Ancient Jews relied on a passage from the book of Exodus (34:6-7) to conclude that man's capacity to sin can never exceed God's capacity to forgive. Everything could be forgiven, provided that the sinner contritely confessed and resolved to avoid that mistake in the future.
In the Ashkenazi folk ceremony of tashlikh on Yom Kippur, Jews go to water, preferably a river or a sea full of fish, and shake their clothes as if to cast off every trace of sin, while reciting appropriate verses, such as Micah 7:18-20, which contains the words "and you shall cast [tashlikh] into the depths of the sea all their sins." This one example (among others, such as the scapegoat) supports the idea that the slate could be wiped clean: a sinner could start all over again. Certainly, the Roman Catholic theology of confession also involves centrally the belief that the slate can be wiped clean: After proper atonement, a Catholic's sins are washed away.
Joe Biden is a practicing Catholic, which is to say that Biden comes from a faith community enthusiastically committed to the idea that sins really can be forgiven. Calvinists present a counterexample here; unlike most Jews and Catholics, Calvinists do not believe that all sins can be washed away. Calvinists (and various other Protestant communions) also reject the Catholic distinction between "mortal" (very serious) and "venial" (less serious) sins.
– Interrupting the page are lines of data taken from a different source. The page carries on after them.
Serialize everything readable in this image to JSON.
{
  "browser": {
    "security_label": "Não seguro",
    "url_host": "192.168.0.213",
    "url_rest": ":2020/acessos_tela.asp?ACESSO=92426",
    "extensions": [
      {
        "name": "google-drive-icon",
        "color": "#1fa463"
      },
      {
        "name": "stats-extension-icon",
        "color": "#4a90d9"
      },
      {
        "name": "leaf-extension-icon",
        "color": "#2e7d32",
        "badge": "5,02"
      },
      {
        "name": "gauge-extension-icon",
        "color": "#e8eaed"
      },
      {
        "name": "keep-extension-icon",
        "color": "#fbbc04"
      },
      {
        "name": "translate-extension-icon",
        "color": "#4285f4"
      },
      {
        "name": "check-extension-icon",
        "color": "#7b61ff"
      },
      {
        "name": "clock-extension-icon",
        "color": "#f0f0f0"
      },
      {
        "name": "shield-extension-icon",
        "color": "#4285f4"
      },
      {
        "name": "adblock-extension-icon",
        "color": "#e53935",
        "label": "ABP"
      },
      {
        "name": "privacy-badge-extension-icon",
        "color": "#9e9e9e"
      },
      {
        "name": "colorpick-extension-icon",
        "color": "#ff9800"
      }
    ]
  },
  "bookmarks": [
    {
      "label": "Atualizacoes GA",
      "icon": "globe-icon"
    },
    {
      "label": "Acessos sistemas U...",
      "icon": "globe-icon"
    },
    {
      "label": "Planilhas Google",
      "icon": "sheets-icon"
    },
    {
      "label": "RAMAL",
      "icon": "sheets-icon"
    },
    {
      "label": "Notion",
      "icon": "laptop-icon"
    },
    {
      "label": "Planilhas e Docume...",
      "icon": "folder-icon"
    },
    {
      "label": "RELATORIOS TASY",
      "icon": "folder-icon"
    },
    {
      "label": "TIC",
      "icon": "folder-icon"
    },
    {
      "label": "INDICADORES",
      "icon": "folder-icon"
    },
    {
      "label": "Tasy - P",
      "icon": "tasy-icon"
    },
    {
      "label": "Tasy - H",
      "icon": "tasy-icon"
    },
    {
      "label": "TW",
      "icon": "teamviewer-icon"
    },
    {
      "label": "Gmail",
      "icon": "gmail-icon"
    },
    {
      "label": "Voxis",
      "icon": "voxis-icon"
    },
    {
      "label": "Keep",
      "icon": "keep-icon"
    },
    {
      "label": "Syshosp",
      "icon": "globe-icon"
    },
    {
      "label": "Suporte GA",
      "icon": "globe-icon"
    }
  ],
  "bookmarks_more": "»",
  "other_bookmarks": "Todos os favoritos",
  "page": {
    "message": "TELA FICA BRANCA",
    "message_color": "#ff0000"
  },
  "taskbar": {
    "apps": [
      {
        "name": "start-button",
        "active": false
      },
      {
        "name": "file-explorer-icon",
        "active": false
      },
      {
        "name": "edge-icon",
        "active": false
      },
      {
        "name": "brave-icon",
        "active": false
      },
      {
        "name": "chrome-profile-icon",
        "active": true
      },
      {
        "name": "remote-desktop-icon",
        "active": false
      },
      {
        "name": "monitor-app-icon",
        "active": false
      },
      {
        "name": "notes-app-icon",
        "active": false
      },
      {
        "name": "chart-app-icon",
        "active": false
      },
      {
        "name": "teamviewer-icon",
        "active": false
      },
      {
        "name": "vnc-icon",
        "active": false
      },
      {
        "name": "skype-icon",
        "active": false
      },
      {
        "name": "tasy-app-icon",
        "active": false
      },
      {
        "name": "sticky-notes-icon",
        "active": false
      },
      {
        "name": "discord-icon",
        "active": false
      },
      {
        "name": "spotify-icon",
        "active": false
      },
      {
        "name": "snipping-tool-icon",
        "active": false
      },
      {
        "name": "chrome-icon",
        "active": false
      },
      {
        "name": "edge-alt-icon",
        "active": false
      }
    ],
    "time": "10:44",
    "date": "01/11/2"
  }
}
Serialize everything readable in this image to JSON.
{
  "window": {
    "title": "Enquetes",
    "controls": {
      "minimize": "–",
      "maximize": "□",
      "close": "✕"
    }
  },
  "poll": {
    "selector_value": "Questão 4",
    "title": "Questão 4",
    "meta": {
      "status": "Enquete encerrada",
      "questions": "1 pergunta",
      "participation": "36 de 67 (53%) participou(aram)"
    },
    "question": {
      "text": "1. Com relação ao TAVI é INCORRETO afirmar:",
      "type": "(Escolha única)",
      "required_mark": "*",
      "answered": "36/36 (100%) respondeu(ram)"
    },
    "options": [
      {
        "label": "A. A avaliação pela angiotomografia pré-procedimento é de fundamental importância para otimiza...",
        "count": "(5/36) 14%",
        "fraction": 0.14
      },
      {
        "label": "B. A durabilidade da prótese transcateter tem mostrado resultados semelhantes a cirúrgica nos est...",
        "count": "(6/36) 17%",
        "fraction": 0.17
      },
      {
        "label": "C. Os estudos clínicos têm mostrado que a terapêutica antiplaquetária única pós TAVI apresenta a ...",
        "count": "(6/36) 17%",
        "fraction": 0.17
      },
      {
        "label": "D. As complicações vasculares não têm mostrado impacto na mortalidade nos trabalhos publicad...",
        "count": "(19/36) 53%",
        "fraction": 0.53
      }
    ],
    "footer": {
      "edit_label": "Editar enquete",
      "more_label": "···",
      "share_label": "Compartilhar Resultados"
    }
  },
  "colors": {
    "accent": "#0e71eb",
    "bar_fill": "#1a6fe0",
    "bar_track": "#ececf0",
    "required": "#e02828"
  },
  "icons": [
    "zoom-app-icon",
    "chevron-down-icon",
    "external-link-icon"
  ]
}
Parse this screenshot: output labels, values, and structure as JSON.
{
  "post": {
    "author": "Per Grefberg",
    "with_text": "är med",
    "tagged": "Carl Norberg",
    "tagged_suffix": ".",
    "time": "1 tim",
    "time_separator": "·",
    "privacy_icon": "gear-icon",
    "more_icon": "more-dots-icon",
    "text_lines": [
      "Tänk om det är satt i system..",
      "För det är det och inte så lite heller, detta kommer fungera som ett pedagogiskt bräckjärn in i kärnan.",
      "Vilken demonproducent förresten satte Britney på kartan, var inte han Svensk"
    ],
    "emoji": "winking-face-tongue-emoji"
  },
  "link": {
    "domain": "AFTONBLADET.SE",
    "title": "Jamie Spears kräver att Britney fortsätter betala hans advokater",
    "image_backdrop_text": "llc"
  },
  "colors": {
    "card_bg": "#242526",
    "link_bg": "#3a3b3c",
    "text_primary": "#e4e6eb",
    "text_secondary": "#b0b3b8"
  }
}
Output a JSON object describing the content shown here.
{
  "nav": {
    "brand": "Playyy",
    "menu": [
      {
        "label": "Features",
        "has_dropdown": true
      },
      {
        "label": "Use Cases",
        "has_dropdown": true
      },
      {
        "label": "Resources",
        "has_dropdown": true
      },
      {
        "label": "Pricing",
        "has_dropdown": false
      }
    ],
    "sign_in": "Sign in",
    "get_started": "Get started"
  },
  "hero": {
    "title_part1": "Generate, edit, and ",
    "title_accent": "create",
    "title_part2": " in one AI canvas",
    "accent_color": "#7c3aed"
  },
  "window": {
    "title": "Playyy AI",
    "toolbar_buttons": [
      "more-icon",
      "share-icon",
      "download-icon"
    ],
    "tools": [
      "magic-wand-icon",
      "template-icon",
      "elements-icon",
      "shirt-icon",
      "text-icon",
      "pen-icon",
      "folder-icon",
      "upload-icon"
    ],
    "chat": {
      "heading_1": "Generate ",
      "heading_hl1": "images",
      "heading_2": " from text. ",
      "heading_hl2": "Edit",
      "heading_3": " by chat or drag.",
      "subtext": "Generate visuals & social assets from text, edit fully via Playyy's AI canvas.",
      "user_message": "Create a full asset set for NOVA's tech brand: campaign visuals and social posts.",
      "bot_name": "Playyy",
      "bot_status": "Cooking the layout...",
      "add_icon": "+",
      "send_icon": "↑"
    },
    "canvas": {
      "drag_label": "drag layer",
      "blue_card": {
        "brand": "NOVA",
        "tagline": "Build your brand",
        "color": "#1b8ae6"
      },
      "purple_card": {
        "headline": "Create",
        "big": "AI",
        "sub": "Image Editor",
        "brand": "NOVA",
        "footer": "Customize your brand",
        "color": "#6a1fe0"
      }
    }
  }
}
Although subsequent Catholic theologians have disagreed with him, it is worth noting that Thomas Aquinas, a lynchpin of the Catholic moral tradition, concluded that only a mortal sin (such as murder or adultery) deserves the name of "sin" (Summa Theologica I-II, q. 88, a. 1).